Write out the data that follows exactly, keeping every picture out.

Stored dataset items
-------

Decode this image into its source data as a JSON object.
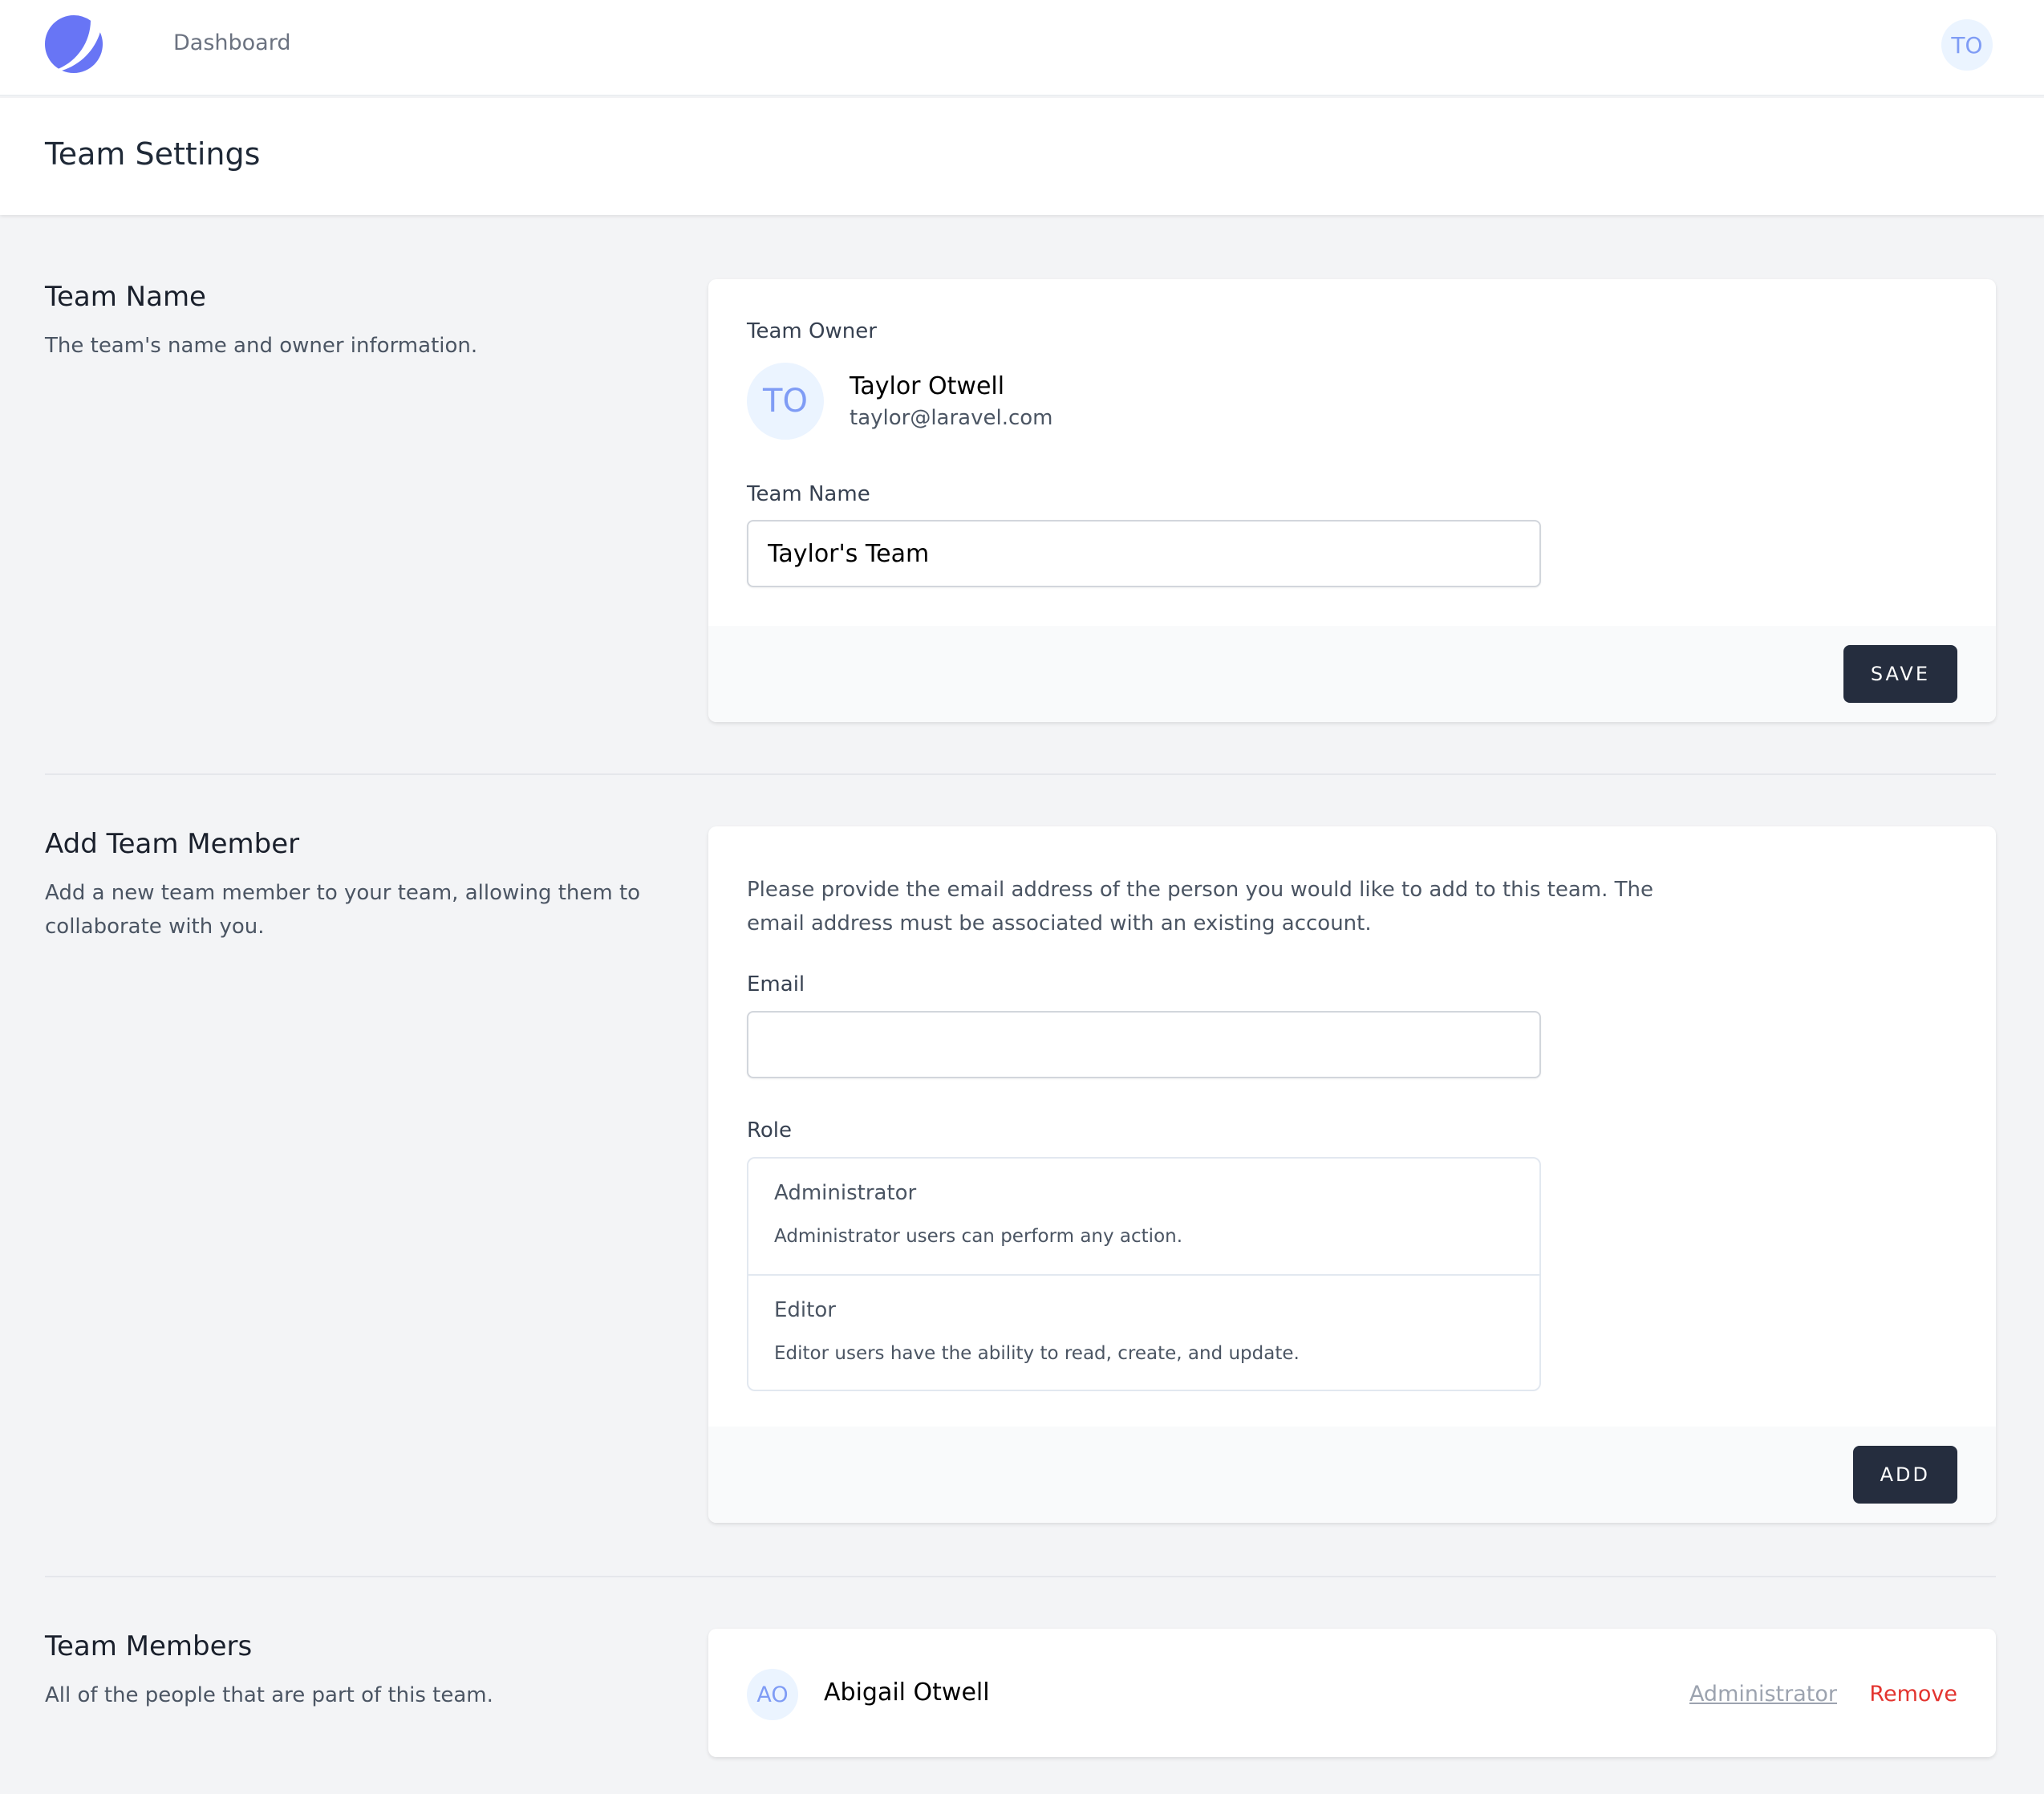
{
  "nav": {
    "links": [
      {
        "label": "Dashboard"
      }
    ],
    "user_initials": "TO",
    "logo_color": "#6875f5"
  },
  "header": {
    "title": "Team Settings"
  },
  "team_name_section": {
    "title": "Team Name",
    "description": "The team's name and owner information.",
    "owner_label": "Team Owner",
    "owner": {
      "initials": "TO",
      "name": "Taylor Otwell",
      "email": "taylor@laravel.com"
    },
    "name_label": "Team Name",
    "name_value": "Taylor's Team",
    "save_label": "SAVE"
  },
  "add_member_section": {
    "title": "Add Team Member",
    "description": "Add a new team member to your team, allowing them to collaborate with you.",
    "info": "Please provide the email address of the person you would like to add to this team. The email address must be associated with an existing account.",
    "email_label": "Email",
    "email_value": "",
    "role_label": "Role",
    "roles": [
      {
        "name": "Administrator",
        "description": "Administrator users can perform any action."
      },
      {
        "name": "Editor",
        "description": "Editor users have the ability to read, create, and update."
      }
    ],
    "add_label": "ADD"
  },
  "members_section": {
    "title": "Team Members",
    "description": "All of the people that are part of this team.",
    "members": [
      {
        "initials": "AO",
        "name": "Abigail Otwell",
        "role": "Administrator",
        "remove_label": "Remove"
      }
    ]
  },
  "colors": {
    "button_bg": "#252d3e",
    "avatar_bg": "#ebf4ff",
    "avatar_text": "#7f9cf5",
    "remove_text": "#e3342f",
    "page_bg": "#f3f4f6"
  }
}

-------

__Solution to this problem__:
Decode this image into its source data as a JSON object.
{
  "nav": {
    "links": [
      {
        "label": "Dashboard"
      }
    ],
    "user_initials": "TO",
    "logo_color": "#6875f5"
  },
  "header": {
    "title": "Team Settings"
  },
  "team_name_section": {
    "title": "Team Name",
    "description": "The team's name and owner information.",
    "owner_label": "Team Owner",
    "owner": {
      "initials": "TO",
      "name": "Taylor Otwell",
      "email": "taylor@laravel.com"
    },
    "name_label": "Team Name",
    "name_value": "Taylor's Team",
    "save_label": "SAVE"
  },
  "add_member_section": {
    "title": "Add Team Member",
    "description": "Add a new team member to your team, allowing them to collaborate with you.",
    "info": "Please provide the email address of the person you would like to add to this team. The email address must be associated with an existing account.",
    "email_label": "Email",
    "email_value": "",
    "role_label": "Role",
    "roles": [
      {
        "name": "Administrator",
        "description": "Administrator users can perform any action."
      },
      {
        "name": "Editor",
        "description": "Editor users have the ability to read, create, and update."
      }
    ],
    "add_label": "ADD"
  },
  "members_section": {
    "title": "Team Members",
    "description": "All of the people that are part of this team.",
    "members": [
      {
        "initials": "AO",
        "name": "Abigail Otwell",
        "role": "Administrator",
        "remove_label": "Remove"
      }
    ]
  },
  "colors": {
    "button_bg": "#252d3e",
    "avatar_bg": "#ebf4ff",
    "avatar_text": "#7f9cf5",
    "remove_text": "#e3342f",
    "page_bg": "#f3f4f6"
  }
}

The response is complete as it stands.